I guess the NBA believes the dance gives it a bad image or something.
But you’d be hard-pressed to find anyone who thinks the dance has harmed him more than Martin’s coach, Flip Saunders, who also coached the 2004 Timberwolves.
In 2004, Minnesota started Cassell at point guard, and he competed through a back injury during a second-round win over the Kings. In that series, he also made famous the dance that now often bears his name.
Cassell struggled through the conference finals, averaging 9.3 points and 2.5 assists in 16.0 minutes per game – down from 19.8 and 7.3 in 35.0 during the regular season. Despite holding the No. 1 seed, the Timberwolves lost to a Lakers team featuring Shaquille O’Neal, Kobe Bryant, Karl Malone and Gary Paton.
To Saunders, Minnesota’s conference-finals loss and Cassell’s second round-dance are connected.
Saunders takes a rather dim view of the gesture as well, but he has his reasons. According to Saunders, Cassell injured his hip doing that gesture that night, and was injured and ineffective in the conference finals, which the Wolves lost to the Los Angeles Lakers in six games.
“We lost a championship by that,” Saunders said. “When [Cassell] did that he had an avulsion fracture in his hip. … So, from that perspective, I’ve always been against that type of thing.”
Maybe Minnesota would have beaten the Lakers with a healthy Cassell. Maybe.
But Cassell was already injured before he ever danced, so at most, the celebration only aggravated an injury.
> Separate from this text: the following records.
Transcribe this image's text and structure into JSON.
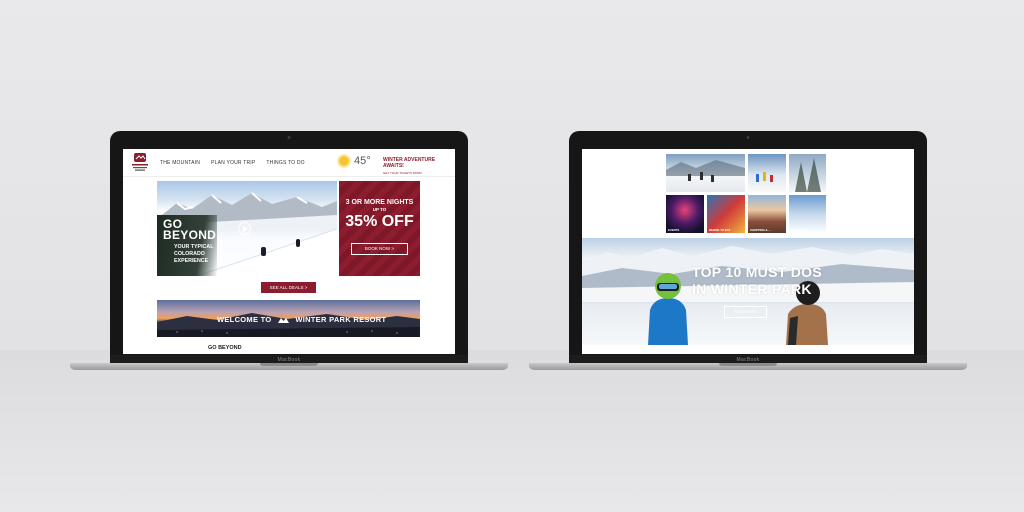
{
  "device_brand": "MacBook",
  "left_site": {
    "nav": {
      "logo_text": "WINTER PARK RESORT",
      "links": [
        "THE MOUNTAIN",
        "PLAN YOUR TRIP",
        "THINGS TO DO"
      ],
      "temperature": "45°",
      "weather_icon": "sun-icon",
      "adventure_title": "WINTER ADVENTURE AWAITS!",
      "adventure_sub": "GET YOUR TICKETS FROM"
    },
    "hero": {
      "title_line1": "GO",
      "title_line2": "BEYOND",
      "subtitle_line1": "YOUR TYPICAL",
      "subtitle_line2": "COLORADO",
      "subtitle_line3": "EXPERIENCE"
    },
    "promo": {
      "line1": "3 OR MORE NIGHTS",
      "line2": "UP TO",
      "line3": "35% OFF",
      "button": "BOOK NOW >"
    },
    "deals_button": "SEE ALL DEALS >",
    "welcome": {
      "prefix": "WELCOME TO",
      "name": "WINTER PARK RESORT"
    },
    "section_heading": "GO BEYOND"
  },
  "right_site": {
    "thumbnails": [
      {
        "caption": ""
      },
      {
        "caption": ""
      },
      {
        "caption": ""
      },
      {
        "caption": "EVENTS"
      },
      {
        "caption": "WHERE TO EAT"
      },
      {
        "caption": "SHOPPING & ..."
      },
      {
        "caption": "WHERE TO ..."
      }
    ],
    "banner": {
      "title_line1": "TOP 10 MUST DOS",
      "title_line2": "IN WINTER PARK",
      "button": "READ MORE"
    }
  },
  "colors": {
    "brand": "#8c1d2e",
    "background": "#e4e4e6"
  }
}
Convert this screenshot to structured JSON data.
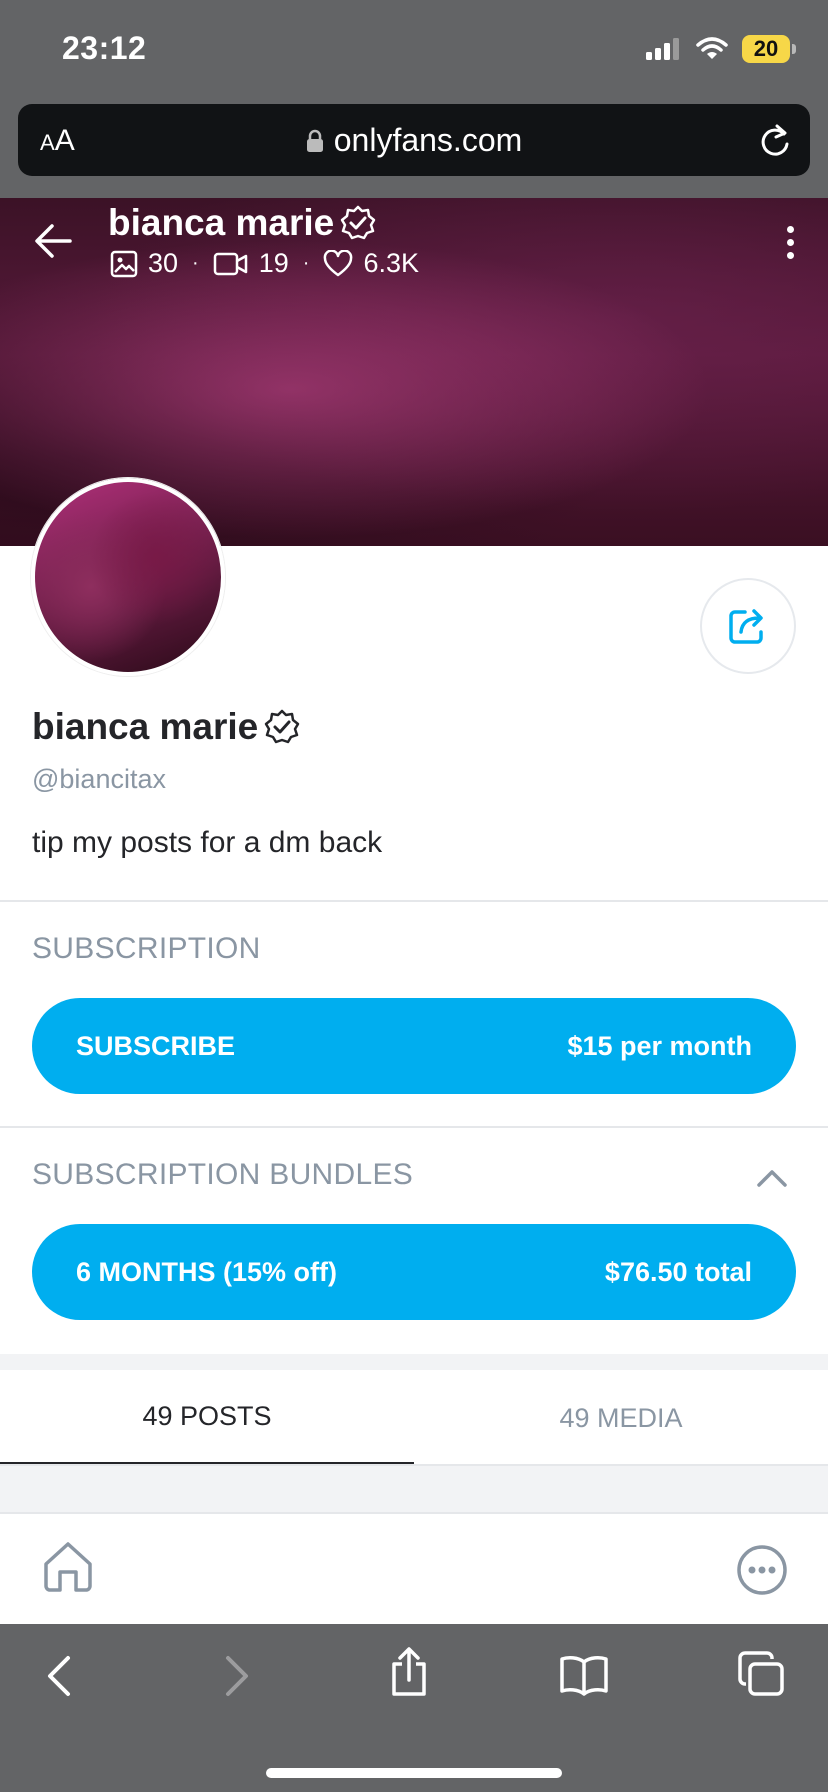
{
  "status_bar": {
    "time": "23:12",
    "battery": "20"
  },
  "browser": {
    "text_size_small": "A",
    "text_size_large": "A",
    "url": "onlyfans.com"
  },
  "cover": {
    "name": "bianca marie",
    "stats": {
      "photos": "30",
      "videos": "19",
      "likes": "6.3K"
    },
    "separator": "·"
  },
  "profile": {
    "name": "bianca marie",
    "handle": "@biancitax",
    "bio": "tip my posts for a dm back"
  },
  "subscription": {
    "title": "SUBSCRIPTION",
    "button_label": "SUBSCRIBE",
    "button_price": "$15 per month"
  },
  "bundles": {
    "title": "SUBSCRIPTION BUNDLES",
    "items": [
      {
        "label": "6 MONTHS (15% off)",
        "price": "$76.50 total"
      }
    ]
  },
  "tabs": [
    {
      "label": "49 POSTS",
      "active": true
    },
    {
      "label": "49 MEDIA",
      "active": false
    }
  ],
  "colors": {
    "accent": "#00aeef",
    "muted_text": "#8a96a3",
    "primary_text": "#242529",
    "browser_chrome": "#636466",
    "battery": "#f7d748"
  },
  "icons": {
    "back": "back-arrow-icon",
    "verified": "verified-badge-icon",
    "photo": "image-icon",
    "video": "video-icon",
    "heart": "heart-icon",
    "more": "more-vertical-icon",
    "share": "share-icon",
    "collapse": "chevron-up-icon",
    "home": "home-icon",
    "app_more": "more-circle-icon",
    "lock": "lock-icon",
    "reload": "reload-icon",
    "signal": "signal-icon",
    "wifi": "wifi-icon"
  }
}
When you choose to rely on a 34-year-old point guard, you choose to accept a larger injury risk.
Besides, even if the Timberwolves slid past the Lakers, they weren’t going to beat the Pistons in the Finals. Detroit demolished the Lakers in five games, earning three blowouts and another comfortable win with one overtime loss mixed in.
If Saunders wants to claim Cassell’s dance cost his team a conference title, fine. There’s a plausible case to be made.
But to claim the Timberwolves would have won the NBA championship? That’s too much revisionist history for me.